**What to produce**
Give back the whole listing below exactly.

BEGIN Dataset extract

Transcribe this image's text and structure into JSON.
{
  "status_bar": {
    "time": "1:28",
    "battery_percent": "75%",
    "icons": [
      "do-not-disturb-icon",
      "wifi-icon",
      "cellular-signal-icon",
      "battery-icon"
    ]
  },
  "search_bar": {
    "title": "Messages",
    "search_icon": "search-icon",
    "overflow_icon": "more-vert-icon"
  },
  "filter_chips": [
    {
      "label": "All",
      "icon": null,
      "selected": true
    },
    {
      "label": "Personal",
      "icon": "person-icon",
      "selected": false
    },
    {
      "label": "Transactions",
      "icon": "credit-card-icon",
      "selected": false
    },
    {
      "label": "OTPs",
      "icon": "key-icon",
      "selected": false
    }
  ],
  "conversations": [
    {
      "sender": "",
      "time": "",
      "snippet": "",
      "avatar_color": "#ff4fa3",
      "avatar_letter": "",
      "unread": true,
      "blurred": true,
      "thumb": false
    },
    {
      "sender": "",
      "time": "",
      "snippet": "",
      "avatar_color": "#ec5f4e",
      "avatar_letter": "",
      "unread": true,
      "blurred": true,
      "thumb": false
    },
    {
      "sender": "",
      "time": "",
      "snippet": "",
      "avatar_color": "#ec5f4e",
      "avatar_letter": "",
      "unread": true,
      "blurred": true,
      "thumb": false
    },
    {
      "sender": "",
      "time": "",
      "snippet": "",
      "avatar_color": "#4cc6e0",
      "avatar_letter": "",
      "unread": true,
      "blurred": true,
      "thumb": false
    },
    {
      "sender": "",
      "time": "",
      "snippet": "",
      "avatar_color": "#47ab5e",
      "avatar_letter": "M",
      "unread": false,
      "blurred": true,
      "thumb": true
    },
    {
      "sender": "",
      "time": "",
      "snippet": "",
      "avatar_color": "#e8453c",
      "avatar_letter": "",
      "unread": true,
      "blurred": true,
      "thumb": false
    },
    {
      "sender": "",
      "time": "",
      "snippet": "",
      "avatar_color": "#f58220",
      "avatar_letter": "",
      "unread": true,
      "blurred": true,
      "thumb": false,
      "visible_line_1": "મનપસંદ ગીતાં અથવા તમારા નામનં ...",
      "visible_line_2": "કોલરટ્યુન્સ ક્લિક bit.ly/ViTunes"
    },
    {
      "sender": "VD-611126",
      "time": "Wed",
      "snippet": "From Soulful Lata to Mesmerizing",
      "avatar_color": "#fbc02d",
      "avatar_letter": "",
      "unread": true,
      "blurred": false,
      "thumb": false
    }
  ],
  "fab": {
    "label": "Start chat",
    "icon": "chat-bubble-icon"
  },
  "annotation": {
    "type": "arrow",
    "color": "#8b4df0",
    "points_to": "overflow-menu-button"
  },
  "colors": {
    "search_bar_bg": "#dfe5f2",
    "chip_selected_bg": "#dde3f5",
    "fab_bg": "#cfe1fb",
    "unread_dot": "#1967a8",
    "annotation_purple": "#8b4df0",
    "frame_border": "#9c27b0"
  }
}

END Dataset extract

**Answer to the problem**
Transcribe this image's text and structure into JSON.
{
  "status_bar": {
    "time": "1:28",
    "battery_percent": "75%",
    "icons": [
      "do-not-disturb-icon",
      "wifi-icon",
      "cellular-signal-icon",
      "battery-icon"
    ]
  },
  "search_bar": {
    "title": "Messages",
    "search_icon": "search-icon",
    "overflow_icon": "more-vert-icon"
  },
  "filter_chips": [
    {
      "label": "All",
      "icon": null,
      "selected": true
    },
    {
      "label": "Personal",
      "icon": "person-icon",
      "selected": false
    },
    {
      "label": "Transactions",
      "icon": "credit-card-icon",
      "selected": false
    },
    {
      "label": "OTPs",
      "icon": "key-icon",
      "selected": false
    }
  ],
  "conversations": [
    {
      "sender": "",
      "time": "",
      "snippet": "",
      "avatar_color": "#ff4fa3",
      "avatar_letter": "",
      "unread": true,
      "blurred": true,
      "thumb": false
    },
    {
      "sender": "",
      "time": "",
      "snippet": "",
      "avatar_color": "#ec5f4e",
      "avatar_letter": "",
      "unread": true,
      "blurred": true,
      "thumb": false
    },
    {
      "sender": "",
      "time": "",
      "snippet": "",
      "avatar_color": "#ec5f4e",
      "avatar_letter": "",
      "unread": true,
      "blurred": true,
      "thumb": false
    },
    {
      "sender": "",
      "time": "",
      "snippet": "",
      "avatar_color": "#4cc6e0",
      "avatar_letter": "",
      "unread": true,
      "blurred": true,
      "thumb": false
    },
    {
      "sender": "",
      "time": "",
      "snippet": "",
      "avatar_color": "#47ab5e",
      "avatar_letter": "M",
      "unread": false,
      "blurred": true,
      "thumb": true
    },
    {
      "sender": "",
      "time": "",
      "snippet": "",
      "avatar_color": "#e8453c",
      "avatar_letter": "",
      "unread": true,
      "blurred": true,
      "thumb": false
    },
    {
      "sender": "",
      "time": "",
      "snippet": "",
      "avatar_color": "#f58220",
      "avatar_letter": "",
      "unread": true,
      "blurred": true,
      "thumb": false,
      "visible_line_1": "મનપસંદ ગીતાં અથવા તમારા નામનં ...",
      "visible_line_2": "કોલરટ્યુન્સ ક્લિક bit.ly/ViTunes"
    },
    {
      "sender": "VD-611126",
      "time": "Wed",
      "snippet": "From Soulful Lata to Mesmerizing",
      "avatar_color": "#fbc02d",
      "avatar_letter": "",
      "unread": true,
      "blurred": false,
      "thumb": false
    }
  ],
  "fab": {
    "label": "Start chat",
    "icon": "chat-bubble-icon"
  },
  "annotation": {
    "type": "arrow",
    "color": "#8b4df0",
    "points_to": "overflow-menu-button"
  },
  "colors": {
    "search_bar_bg": "#dfe5f2",
    "chip_selected_bg": "#dde3f5",
    "fab_bg": "#cfe1fb",
    "unread_dot": "#1967a8",
    "annotation_purple": "#8b4df0",
    "frame_border": "#9c27b0"
  }
}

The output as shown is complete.